36 Now one of the Pharisees was requesting Him to [a]dine with him, and He entered the Pharisee’s house and reclined at the table. 37 And there was a woman in the city who was a [b]sinner; and when she learned that He was reclining at the table in the Pharisee’s house, she brought an alabaster vial of perfume, 38 and standing behind Him at His feet, weeping, she began to wet His feet with her tears, and kept wiping them with the hair of her head, and kissing His feet and anointing them with the perfume. 39 Now when the Pharisee who had invited Him saw this, he said to himself, “If this man were a prophet He would know who and what sort of person this woman is who is touching Him, that she is a [c]sinner.” 40 And Jesus answered him, “Simon, I have something to say to you.” And he [d]replied, “Say it, Teacher.” 41 “A moneylender had two debtors: one owed five hundred[e]denarii, and the other fifty. 42 When they were unable to repay, he graciously forgave them both. So which of them will love him more?” 43 Simon answered and said, “I suppose the one whom he forgave more.” And He said to him, “You have judged correctly.” 44 Turning toward the woman, He said to Simon, “Do you see this woman? I entered your house; you gave Me no water for My feet, but she has wet My feet with her tears and wiped them with her hair. 45 You gave Me no kiss; but she, since the time I came in, has not ceased to kiss My feet. 46 You did not anoint My head with oil, but she anointed My feet with perfume. 47 For this reason I say to you, her sins, which are many, have been forgiven, for she loved much; but he who is forgiven little, loves little.” 48 Then He said to her, “Your sins have been forgiven.” 49 Those who were reclining at the table with Him began to say [f]to themselves, “Who is this man who even forgives sins?” 50 And He said to the woman, “Your faith has saved you; go in peace.”

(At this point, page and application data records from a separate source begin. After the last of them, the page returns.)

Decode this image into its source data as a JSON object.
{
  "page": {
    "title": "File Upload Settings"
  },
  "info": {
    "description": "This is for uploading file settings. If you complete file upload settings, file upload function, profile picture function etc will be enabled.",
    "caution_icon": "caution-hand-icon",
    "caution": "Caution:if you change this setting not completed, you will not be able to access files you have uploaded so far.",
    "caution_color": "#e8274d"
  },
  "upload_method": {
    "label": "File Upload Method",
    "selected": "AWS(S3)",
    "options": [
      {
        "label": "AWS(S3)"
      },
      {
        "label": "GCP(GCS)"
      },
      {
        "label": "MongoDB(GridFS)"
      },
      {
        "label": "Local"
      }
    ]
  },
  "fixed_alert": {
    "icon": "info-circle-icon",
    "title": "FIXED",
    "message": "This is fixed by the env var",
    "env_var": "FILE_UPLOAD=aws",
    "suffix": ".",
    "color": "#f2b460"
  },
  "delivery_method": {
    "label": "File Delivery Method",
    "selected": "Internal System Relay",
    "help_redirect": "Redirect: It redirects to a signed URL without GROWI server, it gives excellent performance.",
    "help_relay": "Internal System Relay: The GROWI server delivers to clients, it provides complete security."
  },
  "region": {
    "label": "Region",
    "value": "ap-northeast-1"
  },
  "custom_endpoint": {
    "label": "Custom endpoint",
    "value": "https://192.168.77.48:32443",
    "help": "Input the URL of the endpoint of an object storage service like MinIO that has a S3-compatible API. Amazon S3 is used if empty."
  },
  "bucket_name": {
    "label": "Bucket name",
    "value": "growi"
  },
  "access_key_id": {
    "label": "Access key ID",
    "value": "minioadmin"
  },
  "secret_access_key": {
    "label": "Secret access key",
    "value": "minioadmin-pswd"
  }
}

There is quite a contrast between the Pharisee and the woman, one showing hospitality and the other refraining from it. With Pharisees being so accustomed to rules, you would think it would be the other way around. But it is the woman who greets Jesus by kissing him, washing his feet and using an oil to refresh. These were customary things to do when a guest arrived, but the Pharisee does none of them. Why is that? Maybe he admired Jesus but didn’t want to show it out of fear, but this seems unlikely with his rude behavior. Maybe he was hoping to catch him in doing something wrong so he could charge him, yet he does call him rabbi/teacher. He probably collected celebrities, and Jesus seemed to be the latest fad (Barclay, The Daily Study Bible, p. 93). This story is an example of people not always seeming on the outside what they are on the inside. This will be shown in Babette’s Feast as well. How does Eucharist transform us? How does Eucharist teach us to be our true selves?
“It is true to say that the greatest of sins is to be conscious of no sin; but a sense of need will open the door to the forgiveness of God, because God is love, and love’s greatest glory is to be needed,” (p. 94). This woman showed great need for Jesus. She wasn’t afraid to step into a place where she wasn’t supposed to be, hair unbound, and pour herself over Jesus. She uses no words, but her actions speak for her. Consider how approaching Eucharist would touch our hearts more if we showed great need for it like this woman. Consider the needs of the people in this film as well.
In Jesus’ parable, he points out how we like things to be fair and just. The man with the greater debt must love the moneylender more because he was forgiven more. Jesus tells this story in reference to the woman and why she is lavishing him with love. But who does the moneylender love more? He forgives both debts equally. That is how God’s love works. We love imperfectly, in the best way we know how. Note how love works in this film too. And in receiving Eucharist, we are all called to the table, no matter how worthy.
Let us pray
How often do we hold back, Lord?
We sometimes find ourselves
not coming to you
because we are not worthy, or ready,
to receive you.
Heal us. Open us to your presence
so that we might see
your great love for us
exactly as we are.